I don’t think I’d ever seen SWEET CHARITY with its original ending, before KINO LORBER’s recent blu-ray release of the “roadshow” version. It makes all the difference in the world! The film feels whole again. It has meaning and heartfelt feeling. It’s about carrying on and living life in the face of seemingly impossible odds. And it’s good! The film was a flop when it came out in 1969. As studios were wont to do in that era, when movie musicals were losing their box office appeal, they figured rejiggering it might help. (See also STAR, which became THOSE WERE THE HAPPY TIMES and GOODBYE, MR. CHIPS with Peter O’Toole and Petulia Clark, which had every song cut out of it that didn’t directly further the plot.) This didn’t work, of course, but left CHARITY saddled with a blatantly contrived, wholly false “happy” ending. The film has also struggled with a couple of other misconceptions: 1) That the choice of star Shirley MacLaine was a compromise; that she was not on par with the show’s Broadway star, Gwen Verdon. A superb dancer in her own right, as well as an experienced movie actress, I can’t believe that the delightful MacLaine isn’t just as good as Verdon might have been. 2) That being a first-time director, Bob Fosse didn’t know what he was doing. There are signs he was experimenting here. The brief freeze-frame sequences look mannered and dated now. But Fosse would win a Best Director Oscar for his very next film, CABARET. And when his CHARITY dances, it soars! You can tell he got his start as a choreographer. “Big Spender,” “If My Friends Could See Me Now,” “There’s Gotta Be Something Better Than This” (with Chita Rivera and Paula Kelly), and especially “Rich Man’s Frug” are all heart-racingly sensational, pulsing with the energy of the best movie musicals. SWEET CHARITY is long past due for reappraisal!
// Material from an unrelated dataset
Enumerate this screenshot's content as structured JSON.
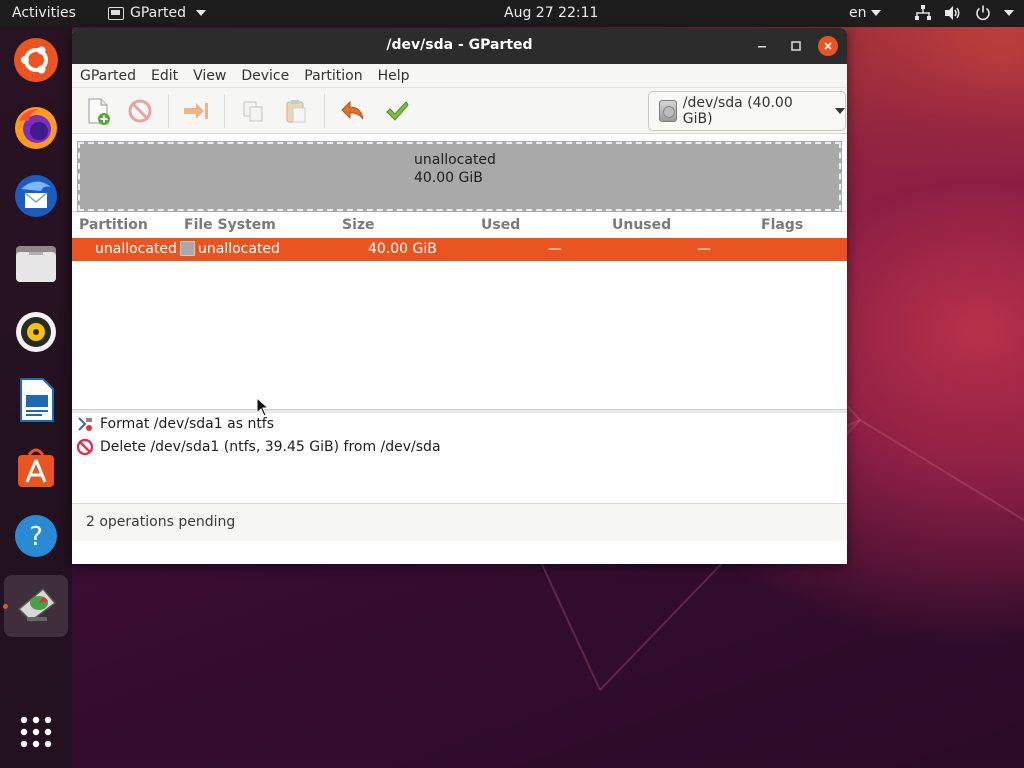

When love occurs where it is not usually found, does that make it wrong? THIS SPECIAL FRIENDSHIP is the story of a schoolboy crush that proves to be something more serious. 16-year-old Georges is the new kid at a Catholic boys’ school. He quickly notices a romantic attachment between two classmates and becomes instrumental in its discovery and punishment. It isn’t clear if he acts out of jealousy or a sense of naïve propriety. But soon Georges finds himself exchanging affectionate glances and love notes with a boy some years his junior—the charming Alexander, who could be a symbol of purity (he is first seen carrying a lamb) were it not for his teasing, mischievous smile. Adult authority quickly moves to obliterate this special friendship, perhaps with some justification considering Alexander’s age. But no one foresees the depth of the younger boy’s feeling. If the situation seems clichéd, the film’s treatment of it is anything but. Which is all the more remarkable since it was made in 1963, long before gay love stories were commonplace. This largely forgotten film is available in a passable DVD transfer from